The first iPhone 12 and iPhone 12 Pro reviews are out, putting half of Apple’s 2020 flagship line-up through its paces. If you’re hoping for the final yay/nay on whether to buy an iPhone 12 mini or an iPhone 12 Pro Max, you’ll have to wait a little longer – they’re shipping later this year – but the iPhone 12 and iPhone 12 Pro are arguably likely to capture the most mainstream users.
This year, all eyes were on how Apple could handle multiple challenges at once. Not least, there’s the introduction of 5G, the iPhone’s first taste of fifth-generation cellular networks. That could easily have introduced battery issues.
The good news is that 5G doesn’t seem to be a battery hog. Whether it’s iOS’ data balancing system that promises to intelligently switch between 4G and 5G, or just the paucity of power-hungry mmWave 5G networks available right now, the iPhone 12 and iPhone 12 Pro make it though a full day without issue, Engadget reports.
Actually buying either Apple phone for 5G, though, isn’t necessarily a good idea. “It’s best to think of 5G as an invisible feature,” the WSJ says, “something that might one day come in handy.” While the speeds can be super-fast, most of the time there’s not going to be a huge uptick in performance from most 5G networks as they are today.
Apple’s new MagSafe for iPhone system is a welcome reboot of the old name, too. Your MacBook Pro might charge via USB-C these days, but the new magnetic charger for the iPhone 12 and iPhone 12 Pro has plenty of promise, The Verge reports. Saying that, a rich ecosystem of MagSafe-based accessories is still some way out, so for now the key might be 15W maximum wireless charging rates versus the 7.5W that Apple limits third-party Qi charging pads to.

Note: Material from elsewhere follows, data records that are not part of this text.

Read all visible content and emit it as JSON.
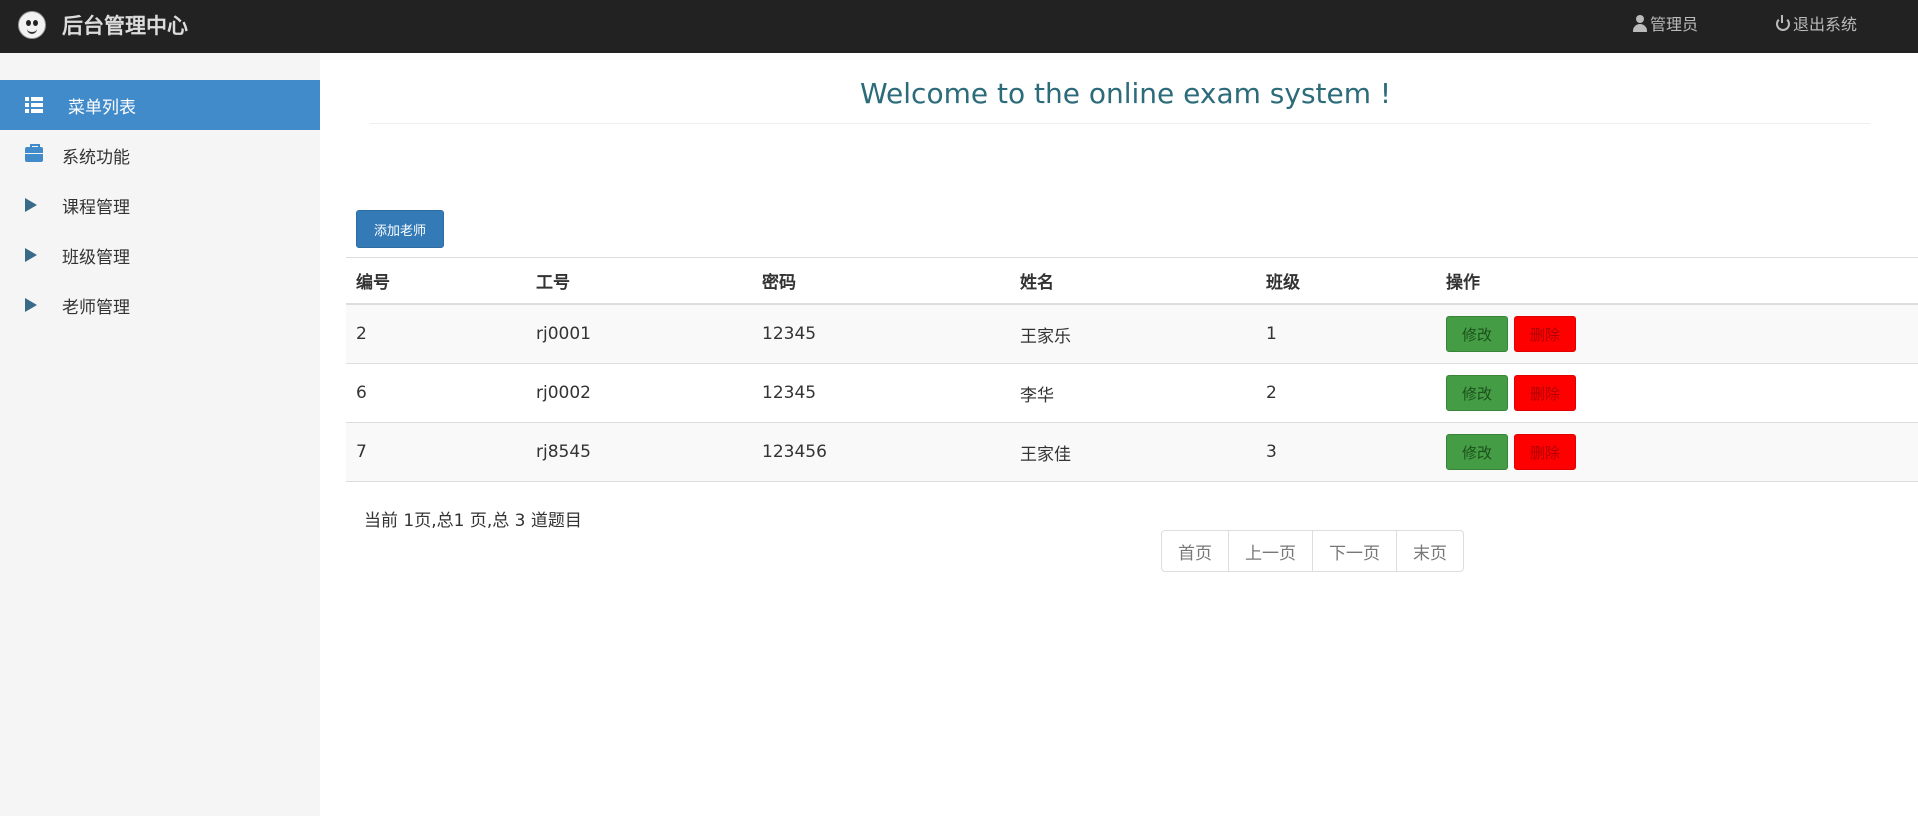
{
  "header": {
    "title": "后台管理中心",
    "user_label": "管理员",
    "logout_label": "退出系统"
  },
  "sidebar": {
    "items": [
      {
        "label": "菜单列表",
        "icon": "list-icon"
      },
      {
        "label": "系统功能",
        "icon": "briefcase-icon"
      },
      {
        "label": "课程管理",
        "icon": "triangle-right-icon"
      },
      {
        "label": "班级管理",
        "icon": "triangle-right-icon"
      },
      {
        "label": "老师管理",
        "icon": "triangle-right-icon"
      }
    ]
  },
  "main": {
    "welcome": "Welcome to the online exam system !",
    "add_button": "添加老师",
    "table": {
      "headers": [
        "编号",
        "工号",
        "密码",
        "姓名",
        "班级",
        "操作"
      ],
      "rows": [
        {
          "id": "2",
          "work_no": "rj0001",
          "password": "12345",
          "name": "王家乐",
          "class": "1",
          "edit": "修改",
          "delete": "删除"
        },
        {
          "id": "6",
          "work_no": "rj0002",
          "password": "12345",
          "name": "李华",
          "class": "2",
          "edit": "修改",
          "delete": "删除"
        },
        {
          "id": "7",
          "work_no": "rj8545",
          "password": "123456",
          "name": "王家佳",
          "class": "3",
          "edit": "修改",
          "delete": "删除"
        }
      ]
    },
    "page_info": "当前 1页,总1 页,总 3 道题目",
    "pager": {
      "first": "首页",
      "prev": "上一页",
      "next": "下一页",
      "last": "末页"
    }
  },
  "colors": {
    "topbar": "#222222",
    "accent": "#428bca",
    "edit_button": "#449d44",
    "delete_button": "#ff0000"
  }
}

As for the new LIDAR sensor on the iPhone 12 Pro – and which will be included on the iPhone 12 Pro Max too – that’s also promising but hardly essential at this stage. “The new iPhone 12 Pro has a lot of things you won’t be able to do much with right now,” The Verge concludes, of which the LIDAR camera is one of them.
The remaining cameras are great, though not a huge upgrade over last year’s iPhone 11 cameras, Wired says. CNET praises the autofocus speed and the low-light performance in both stills and videos. Of course, the iPhone 12 Pro adds a telephoto sensor which the iPhone 12 doesn’t have.
There are some lingering frustrations, of course. No 120 Hz display is annoying for the iPhone 12 Pro’s price, Wired points out, and for some shoppers, the absence of headphones and a charger in the box will be annoying, TechCrunch flags. Of course, Beats Flex has you covered on half of that problem, at least.
Out of the two, the general consensus seems to be that most people should pick the iPhone 12. Stepping up to the third camera and an uptick in case materials costs you $150, though though you do get twice the base storage for that too. The biggest question is how the other half of the new iPhone line-up may change that conclusion, but for that we’ll have to wait a little longer.